Supplied information:

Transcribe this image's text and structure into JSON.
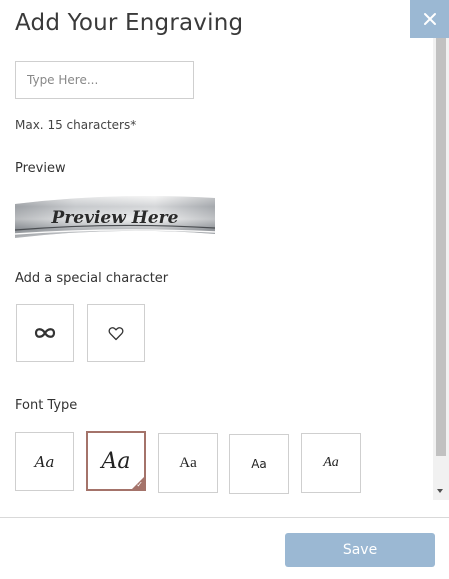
{
  "dialog": {
    "title": "Add Your Engraving",
    "close_icon": "close-icon"
  },
  "engraving": {
    "placeholder": "Type Here...",
    "value": "",
    "note": "Max. 15 characters*"
  },
  "preview": {
    "label": "Preview",
    "text": "Preview Here"
  },
  "special_characters": {
    "label": "Add a special character",
    "items": [
      {
        "name": "infinity",
        "glyph": "∞",
        "icon": "infinity-icon"
      },
      {
        "name": "heart",
        "glyph": "♡",
        "icon": "heart-icon"
      }
    ]
  },
  "font_type": {
    "label": "Font Type",
    "selected_index": 1,
    "items": [
      {
        "sample": "Aa",
        "style": "gothic-script"
      },
      {
        "sample": "Aa",
        "style": "cursive-script"
      },
      {
        "sample": "Aa",
        "style": "serif"
      },
      {
        "sample": "Aa",
        "style": "sans-serif"
      },
      {
        "sample": "Aa",
        "style": "italic-script"
      }
    ]
  },
  "footer": {
    "save_label": "Save"
  },
  "colors": {
    "accent": "#9bb8d3",
    "selected_border": "#a4736a"
  }
}
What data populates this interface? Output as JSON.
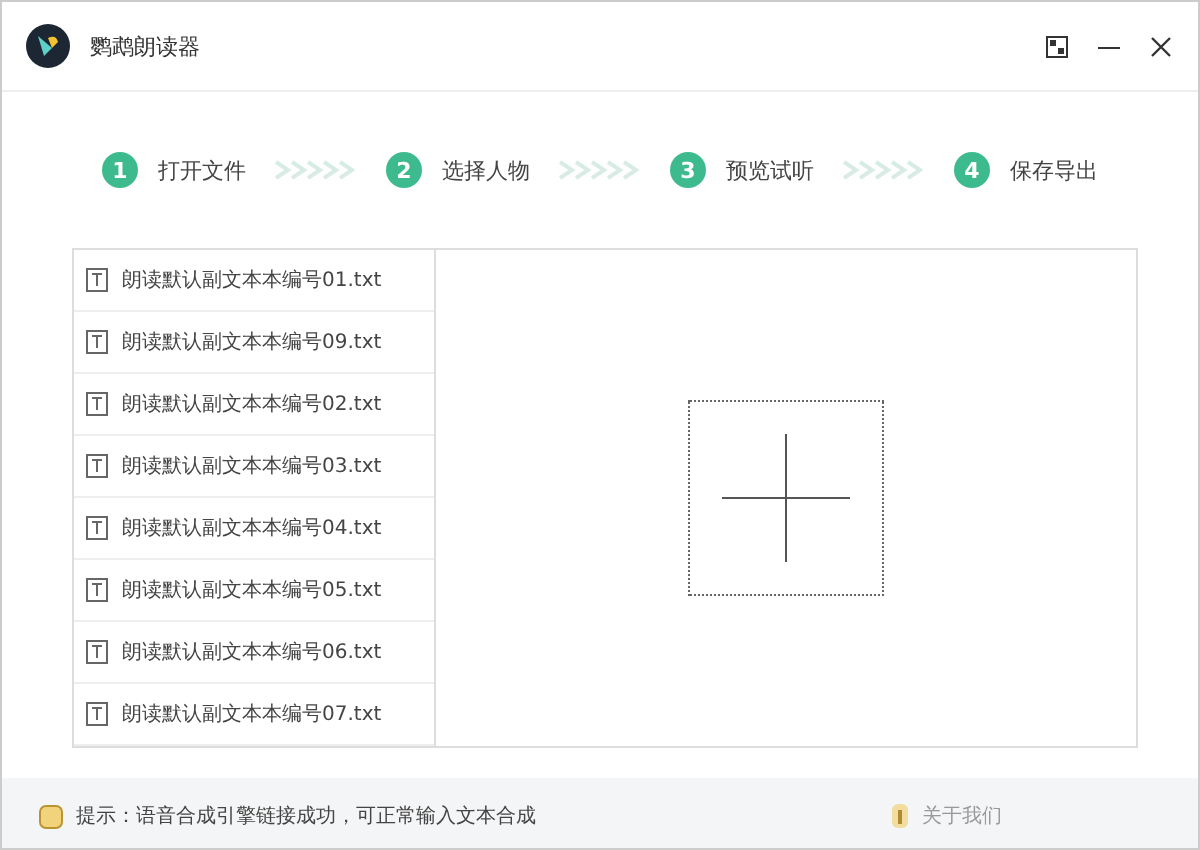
{
  "window": {
    "title": "鹦鹉朗读器"
  },
  "steps": [
    {
      "number": "1",
      "label": "打开文件"
    },
    {
      "number": "2",
      "label": "选择人物"
    },
    {
      "number": "3",
      "label": "预览试听"
    },
    {
      "number": "4",
      "label": "保存导出"
    }
  ],
  "files": [
    "朗读默认副文本本编号01.txt",
    "朗读默认副文本本编号09.txt",
    "朗读默认副文本本编号02.txt",
    "朗读默认副文本本编号03.txt",
    "朗读默认副文本本编号04.txt",
    "朗读默认副文本本编号05.txt",
    "朗读默认副文本本编号06.txt",
    "朗读默认副文本本编号07.txt"
  ],
  "status_bar": {
    "message": "提示：语音合成引擎链接成功，可正常输入文本合成",
    "about": "关于我们"
  }
}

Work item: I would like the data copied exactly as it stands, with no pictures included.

Written answer:
Transcribe this image's text and structure into JSON.
{
  "dialog": {
    "title": "Add Your Engraving",
    "close_icon": "close-icon"
  },
  "engraving": {
    "placeholder": "Type Here...",
    "value": "",
    "note": "Max. 15 characters*"
  },
  "preview": {
    "label": "Preview",
    "text": "Preview Here"
  },
  "special_characters": {
    "label": "Add a special character",
    "items": [
      {
        "name": "infinity",
        "glyph": "∞",
        "icon": "infinity-icon"
      },
      {
        "name": "heart",
        "glyph": "♡",
        "icon": "heart-icon"
      }
    ]
  },
  "font_type": {
    "label": "Font Type",
    "selected_index": 1,
    "items": [
      {
        "sample": "Aa",
        "style": "gothic-script"
      },
      {
        "sample": "Aa",
        "style": "cursive-script"
      },
      {
        "sample": "Aa",
        "style": "serif"
      },
      {
        "sample": "Aa",
        "style": "sans-serif"
      },
      {
        "sample": "Aa",
        "style": "italic-script"
      }
    ]
  },
  "footer": {
    "save_label": "Save"
  },
  "colors": {
    "accent": "#9bb8d3",
    "selected_border": "#a4736a"
  }
}
What data populates this interface? Output as JSON.
{
  "window": {
    "title": "鹦鹉朗读器"
  },
  "steps": [
    {
      "number": "1",
      "label": "打开文件"
    },
    {
      "number": "2",
      "label": "选择人物"
    },
    {
      "number": "3",
      "label": "预览试听"
    },
    {
      "number": "4",
      "label": "保存导出"
    }
  ],
  "files": [
    "朗读默认副文本本编号01.txt",
    "朗读默认副文本本编号09.txt",
    "朗读默认副文本本编号02.txt",
    "朗读默认副文本本编号03.txt",
    "朗读默认副文本本编号04.txt",
    "朗读默认副文本本编号05.txt",
    "朗读默认副文本本编号06.txt",
    "朗读默认副文本本编号07.txt"
  ],
  "status_bar": {
    "message": "提示：语音合成引擎链接成功，可正常输入文本合成",
    "about": "关于我们"
  }
}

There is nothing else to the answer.